### [Exercise aim]
Search the data for the string "object" and gather each line it is in.

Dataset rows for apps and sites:
——————

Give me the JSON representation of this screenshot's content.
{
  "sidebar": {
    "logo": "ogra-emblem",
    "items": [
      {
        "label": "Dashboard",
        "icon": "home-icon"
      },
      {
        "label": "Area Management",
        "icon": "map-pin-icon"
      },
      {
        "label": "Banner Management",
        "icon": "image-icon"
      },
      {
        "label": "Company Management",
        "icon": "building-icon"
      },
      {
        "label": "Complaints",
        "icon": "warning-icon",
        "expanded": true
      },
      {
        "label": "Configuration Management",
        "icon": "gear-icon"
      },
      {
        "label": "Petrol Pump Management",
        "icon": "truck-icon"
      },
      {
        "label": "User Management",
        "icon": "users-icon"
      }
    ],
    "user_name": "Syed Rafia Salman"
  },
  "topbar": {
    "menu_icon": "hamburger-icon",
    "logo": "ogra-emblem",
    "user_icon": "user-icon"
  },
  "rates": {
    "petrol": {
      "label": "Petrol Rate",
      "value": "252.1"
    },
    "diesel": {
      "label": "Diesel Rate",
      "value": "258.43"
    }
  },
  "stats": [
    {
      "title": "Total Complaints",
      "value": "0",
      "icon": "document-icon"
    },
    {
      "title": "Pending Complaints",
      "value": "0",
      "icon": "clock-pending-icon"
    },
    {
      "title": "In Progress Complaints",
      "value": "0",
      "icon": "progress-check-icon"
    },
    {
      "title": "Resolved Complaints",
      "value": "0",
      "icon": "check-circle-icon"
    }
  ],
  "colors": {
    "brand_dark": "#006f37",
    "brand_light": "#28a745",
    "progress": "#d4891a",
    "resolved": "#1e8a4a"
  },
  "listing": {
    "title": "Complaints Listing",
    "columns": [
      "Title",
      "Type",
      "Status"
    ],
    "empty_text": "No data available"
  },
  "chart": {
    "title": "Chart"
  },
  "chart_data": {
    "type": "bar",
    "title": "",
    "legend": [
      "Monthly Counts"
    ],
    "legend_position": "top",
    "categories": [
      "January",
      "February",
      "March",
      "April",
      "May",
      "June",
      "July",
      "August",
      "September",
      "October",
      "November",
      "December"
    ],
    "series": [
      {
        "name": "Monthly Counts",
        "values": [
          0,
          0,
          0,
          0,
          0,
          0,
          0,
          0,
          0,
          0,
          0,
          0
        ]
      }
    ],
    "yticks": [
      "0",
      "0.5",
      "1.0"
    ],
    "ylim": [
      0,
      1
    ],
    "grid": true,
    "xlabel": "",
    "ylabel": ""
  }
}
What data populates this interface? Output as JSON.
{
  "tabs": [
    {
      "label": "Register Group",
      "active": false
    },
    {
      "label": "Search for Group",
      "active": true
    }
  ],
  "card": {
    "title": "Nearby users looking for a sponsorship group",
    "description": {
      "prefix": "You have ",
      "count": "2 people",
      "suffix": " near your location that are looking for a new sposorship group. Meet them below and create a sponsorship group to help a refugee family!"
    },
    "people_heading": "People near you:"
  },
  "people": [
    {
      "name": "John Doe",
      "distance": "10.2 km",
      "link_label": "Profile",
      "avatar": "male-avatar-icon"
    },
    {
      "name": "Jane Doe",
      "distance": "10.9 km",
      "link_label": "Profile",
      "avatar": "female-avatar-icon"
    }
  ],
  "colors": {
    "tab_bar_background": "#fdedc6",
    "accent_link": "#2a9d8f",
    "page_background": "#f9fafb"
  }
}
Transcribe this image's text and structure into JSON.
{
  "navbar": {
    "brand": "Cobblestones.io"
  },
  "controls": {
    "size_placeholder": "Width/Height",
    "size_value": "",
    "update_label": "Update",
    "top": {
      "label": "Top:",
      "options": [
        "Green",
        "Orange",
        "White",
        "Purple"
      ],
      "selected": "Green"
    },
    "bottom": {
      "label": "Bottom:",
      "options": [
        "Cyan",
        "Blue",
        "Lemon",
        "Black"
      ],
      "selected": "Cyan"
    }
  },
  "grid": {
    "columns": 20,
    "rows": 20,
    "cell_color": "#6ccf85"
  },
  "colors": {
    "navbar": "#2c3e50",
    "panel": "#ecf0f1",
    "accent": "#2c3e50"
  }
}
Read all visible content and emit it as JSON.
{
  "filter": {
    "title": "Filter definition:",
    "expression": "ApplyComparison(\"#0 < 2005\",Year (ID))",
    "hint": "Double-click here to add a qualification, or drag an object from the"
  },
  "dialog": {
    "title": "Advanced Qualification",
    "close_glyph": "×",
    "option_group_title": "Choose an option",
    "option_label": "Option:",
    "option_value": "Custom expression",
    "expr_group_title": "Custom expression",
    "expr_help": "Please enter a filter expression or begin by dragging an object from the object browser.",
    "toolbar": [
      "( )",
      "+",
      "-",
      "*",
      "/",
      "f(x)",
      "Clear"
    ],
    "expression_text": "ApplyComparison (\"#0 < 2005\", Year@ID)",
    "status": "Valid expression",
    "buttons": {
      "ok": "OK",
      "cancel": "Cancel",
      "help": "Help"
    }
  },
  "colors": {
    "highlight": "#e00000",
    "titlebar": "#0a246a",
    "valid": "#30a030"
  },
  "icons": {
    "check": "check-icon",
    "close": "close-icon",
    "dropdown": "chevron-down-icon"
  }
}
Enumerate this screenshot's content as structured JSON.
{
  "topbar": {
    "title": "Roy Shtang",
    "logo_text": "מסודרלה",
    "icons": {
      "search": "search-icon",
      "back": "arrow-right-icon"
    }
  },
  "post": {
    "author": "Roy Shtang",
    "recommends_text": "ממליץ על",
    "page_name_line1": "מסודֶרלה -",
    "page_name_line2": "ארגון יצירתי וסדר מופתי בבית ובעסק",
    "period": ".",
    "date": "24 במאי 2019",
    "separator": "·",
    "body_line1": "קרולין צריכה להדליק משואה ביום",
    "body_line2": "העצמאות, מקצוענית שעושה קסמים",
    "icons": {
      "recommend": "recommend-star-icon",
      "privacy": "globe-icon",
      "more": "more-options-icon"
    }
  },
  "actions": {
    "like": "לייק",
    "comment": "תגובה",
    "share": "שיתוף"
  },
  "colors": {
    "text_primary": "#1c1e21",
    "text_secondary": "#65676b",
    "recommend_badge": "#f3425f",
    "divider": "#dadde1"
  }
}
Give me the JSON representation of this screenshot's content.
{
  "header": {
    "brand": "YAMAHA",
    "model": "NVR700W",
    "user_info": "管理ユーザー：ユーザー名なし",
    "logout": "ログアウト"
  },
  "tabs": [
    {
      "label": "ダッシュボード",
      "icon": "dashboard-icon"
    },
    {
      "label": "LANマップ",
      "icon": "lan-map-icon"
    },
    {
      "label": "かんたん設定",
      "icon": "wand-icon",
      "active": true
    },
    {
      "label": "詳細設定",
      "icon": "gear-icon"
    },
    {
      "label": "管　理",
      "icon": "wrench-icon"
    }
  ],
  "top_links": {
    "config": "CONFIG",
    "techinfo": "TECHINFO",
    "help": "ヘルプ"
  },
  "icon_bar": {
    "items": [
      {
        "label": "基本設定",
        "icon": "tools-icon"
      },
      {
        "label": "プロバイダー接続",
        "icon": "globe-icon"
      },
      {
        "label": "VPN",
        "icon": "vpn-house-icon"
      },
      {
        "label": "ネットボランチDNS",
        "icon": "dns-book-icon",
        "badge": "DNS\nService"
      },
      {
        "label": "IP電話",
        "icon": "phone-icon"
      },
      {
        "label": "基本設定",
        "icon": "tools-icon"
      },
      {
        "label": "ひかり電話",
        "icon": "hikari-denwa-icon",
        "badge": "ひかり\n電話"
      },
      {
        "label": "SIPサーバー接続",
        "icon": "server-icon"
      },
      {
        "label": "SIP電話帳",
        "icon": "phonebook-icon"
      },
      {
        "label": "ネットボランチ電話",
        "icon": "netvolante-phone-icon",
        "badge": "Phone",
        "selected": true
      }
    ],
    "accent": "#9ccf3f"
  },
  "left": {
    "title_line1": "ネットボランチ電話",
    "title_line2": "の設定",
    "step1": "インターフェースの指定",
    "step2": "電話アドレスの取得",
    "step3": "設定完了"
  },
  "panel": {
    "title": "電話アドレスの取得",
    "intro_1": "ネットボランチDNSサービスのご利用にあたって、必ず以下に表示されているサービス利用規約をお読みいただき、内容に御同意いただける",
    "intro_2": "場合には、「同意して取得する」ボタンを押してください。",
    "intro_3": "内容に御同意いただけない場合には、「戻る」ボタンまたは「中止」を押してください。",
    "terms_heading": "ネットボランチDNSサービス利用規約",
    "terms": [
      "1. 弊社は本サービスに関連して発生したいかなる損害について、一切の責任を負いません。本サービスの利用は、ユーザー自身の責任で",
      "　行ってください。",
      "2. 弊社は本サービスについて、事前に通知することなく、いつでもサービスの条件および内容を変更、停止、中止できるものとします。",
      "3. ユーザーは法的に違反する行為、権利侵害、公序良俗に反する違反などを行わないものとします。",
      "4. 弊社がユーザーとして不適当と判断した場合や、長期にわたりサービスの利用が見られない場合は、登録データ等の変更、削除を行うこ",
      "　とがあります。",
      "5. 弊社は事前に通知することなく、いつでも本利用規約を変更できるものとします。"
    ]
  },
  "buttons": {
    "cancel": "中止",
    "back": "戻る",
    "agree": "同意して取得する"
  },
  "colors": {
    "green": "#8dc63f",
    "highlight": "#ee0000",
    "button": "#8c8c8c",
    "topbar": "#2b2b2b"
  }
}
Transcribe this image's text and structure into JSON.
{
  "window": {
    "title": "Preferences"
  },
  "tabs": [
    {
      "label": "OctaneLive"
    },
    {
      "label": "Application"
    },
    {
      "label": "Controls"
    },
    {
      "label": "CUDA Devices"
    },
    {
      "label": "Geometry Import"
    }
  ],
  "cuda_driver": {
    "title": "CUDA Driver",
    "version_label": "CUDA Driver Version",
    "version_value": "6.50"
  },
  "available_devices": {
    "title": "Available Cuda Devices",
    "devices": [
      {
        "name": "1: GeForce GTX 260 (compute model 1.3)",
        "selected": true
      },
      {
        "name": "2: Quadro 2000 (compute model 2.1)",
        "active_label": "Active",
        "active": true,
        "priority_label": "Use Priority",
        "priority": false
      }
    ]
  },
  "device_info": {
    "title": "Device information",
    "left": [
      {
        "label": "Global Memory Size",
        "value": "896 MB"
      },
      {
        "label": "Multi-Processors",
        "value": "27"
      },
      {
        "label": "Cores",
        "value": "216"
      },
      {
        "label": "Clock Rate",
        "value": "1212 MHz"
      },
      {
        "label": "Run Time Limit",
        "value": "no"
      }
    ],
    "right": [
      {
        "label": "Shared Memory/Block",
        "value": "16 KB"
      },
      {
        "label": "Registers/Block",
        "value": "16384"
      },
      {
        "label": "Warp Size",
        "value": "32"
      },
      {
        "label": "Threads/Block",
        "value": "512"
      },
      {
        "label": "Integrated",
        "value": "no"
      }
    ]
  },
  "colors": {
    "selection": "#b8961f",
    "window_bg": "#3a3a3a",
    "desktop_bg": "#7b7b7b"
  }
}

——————

### [Your solution]
    "hint": "Double-click here to add a qualification, or drag an object from the"
    "expr_help": "Please enter a filter expression or begin by dragging an object from the object browser.",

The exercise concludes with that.